I have, however, managed to make the living room feel lived in. By which I mean, I have completely taken over parts of it. Hey, a girl needs her girly space, amiright?

First came the picture window.


(It’s surprisingly hard to take a photo of a window…photo by me.)

This window is ever so slightly higher than the others in the flat and it’s quite a lot smaller. I don’t know if it’s technically called a picture window, but it makes the view out of it look like a framed picture, so that’s what I call it.


(I love the different colours in glass. Photo by me.)

These bottles were saved from the wedding, almost two years ago now! Remember how we used them for centrepieces, with handmade flowers peeking out? Well, the flowers all found good homes with the wedding guests, but the bottles sat forlornly overlooked in my parents house. Until now! I filled them with sweetheart roses (£3.50 for a dozen – bargain!) and they look very lovely indeed.


(See? Gorge. Photo by me.)

I also had to have a little nod to my obsession with all things French. When I was working in Bristol, I found this amazing French shop called Bonjour People in St James Arcade.
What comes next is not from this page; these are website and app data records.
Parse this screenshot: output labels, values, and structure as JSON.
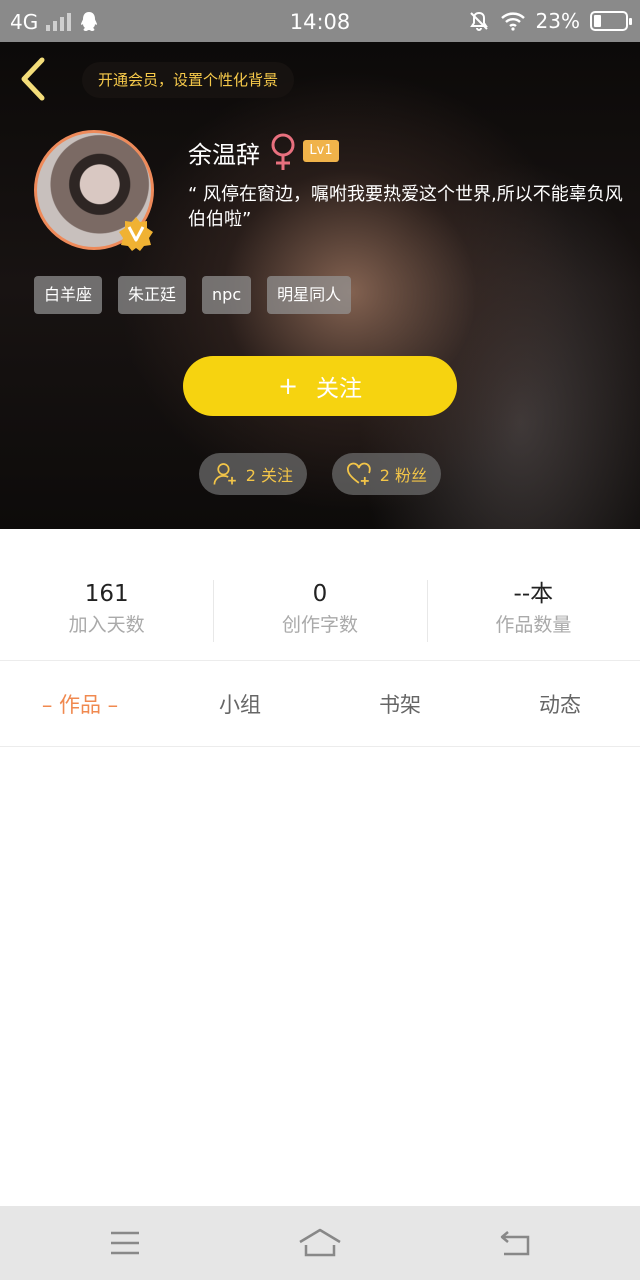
{
  "status_bar": {
    "network": "4G",
    "time": "14:08",
    "battery_percent": "23%",
    "battery_level": 0.23
  },
  "header": {
    "vip_banner": "开通会员，设置个性化背景"
  },
  "profile": {
    "username": "余温辞",
    "level": "Lv1",
    "bio": "“ 风停在窗边，嘱咐我要热爱这个世界,所以不能辜负风伯伯啦”",
    "tags": [
      "白羊座",
      "朱正廷",
      "npc",
      "明星同人"
    ],
    "follow_button": {
      "icon": "+",
      "label": "关注"
    },
    "following": "2 关注",
    "fans": "2 粉丝"
  },
  "stats": [
    {
      "value": "161",
      "label": "加入天数"
    },
    {
      "value": "0",
      "label": "创作字数"
    },
    {
      "value": "--本",
      "label": "作品数量"
    }
  ],
  "tabs": [
    {
      "label": "– 作品 –",
      "active": true
    },
    {
      "label": "小组",
      "active": false
    },
    {
      "label": "书架",
      "active": false
    },
    {
      "label": "动态",
      "active": false
    }
  ],
  "colors": {
    "accent_yellow": "#f6d310",
    "gold_text": "#f6c94a",
    "active_tab": "#f0894f",
    "avatar_ring": "#ee8a5a",
    "gender_icon": "#e8707e"
  },
  "icons": {
    "back": "chevron-left-icon",
    "gender": "female-icon",
    "verified": "vip-badge-icon",
    "following": "user-add-icon",
    "fans": "heart-add-icon",
    "nav_menu": "menu-icon",
    "nav_home": "home-icon",
    "nav_back": "back-arrow-icon"
  }
}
It’s filled with authentic French food and drink, lovingly handmade accessories and crazy bits for the home like this:


It is a cabane mouchette – a house for a little fly! The whole thing is made by hand and I just think it’s so whimsical and delightful. Alongside the wall sticker that reads “mon coin de ciel” (this is my part of the sky) the whole scene is complete.
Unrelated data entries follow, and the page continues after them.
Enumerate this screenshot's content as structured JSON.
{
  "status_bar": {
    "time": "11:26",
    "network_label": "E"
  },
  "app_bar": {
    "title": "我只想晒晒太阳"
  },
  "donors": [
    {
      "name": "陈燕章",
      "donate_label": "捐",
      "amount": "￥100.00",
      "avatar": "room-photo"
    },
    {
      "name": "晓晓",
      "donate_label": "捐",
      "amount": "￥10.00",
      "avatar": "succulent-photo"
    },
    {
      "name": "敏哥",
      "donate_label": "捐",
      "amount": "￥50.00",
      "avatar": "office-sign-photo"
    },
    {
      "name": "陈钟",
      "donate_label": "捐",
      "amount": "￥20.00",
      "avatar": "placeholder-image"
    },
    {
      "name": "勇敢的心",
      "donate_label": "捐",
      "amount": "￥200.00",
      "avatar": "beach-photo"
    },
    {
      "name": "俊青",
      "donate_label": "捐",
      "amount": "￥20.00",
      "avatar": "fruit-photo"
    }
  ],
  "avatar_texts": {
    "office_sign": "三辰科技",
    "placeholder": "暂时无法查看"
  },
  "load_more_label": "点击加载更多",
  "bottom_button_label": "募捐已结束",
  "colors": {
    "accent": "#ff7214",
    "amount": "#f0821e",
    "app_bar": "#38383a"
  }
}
But it’s not the only part of the room that’s been Lizzie-fied.


(Work in progress. Photo by me.)

This is my gallery wall. It’s a collection of postcards and awesome things I’ve found on Pinterest. It’s all just stuck up with blu-tak, so I can move things around, change up the graphics and generally tweak it until I’m happy. It’s amazing how many free printables there are out there. Check out these, these and this!

All of that is lovely, right?

Thanks, so glad you think so.

But it’s not the best bit. My pride and joy is my bureau…


(Ignore the mess around it, just look at the pretty! Photo by me.)

Over 200 hundred years old, this gorgeous antique was a gift from Steven two Christmases ago and I have finally been reunited with it. There was nowhere for it to go in the Bath flat, so my parents were looking after it. Let me just tell you, it works perfectly in the new flat and it means I get to work here:


(Yes, I tidied it before the photo, what do you take me for? Photo by me.)

So it might be slow going, but we are nesting, bedding down in this lovely new home. Now if you’ll excuse me, I have a second bedroom to conquer!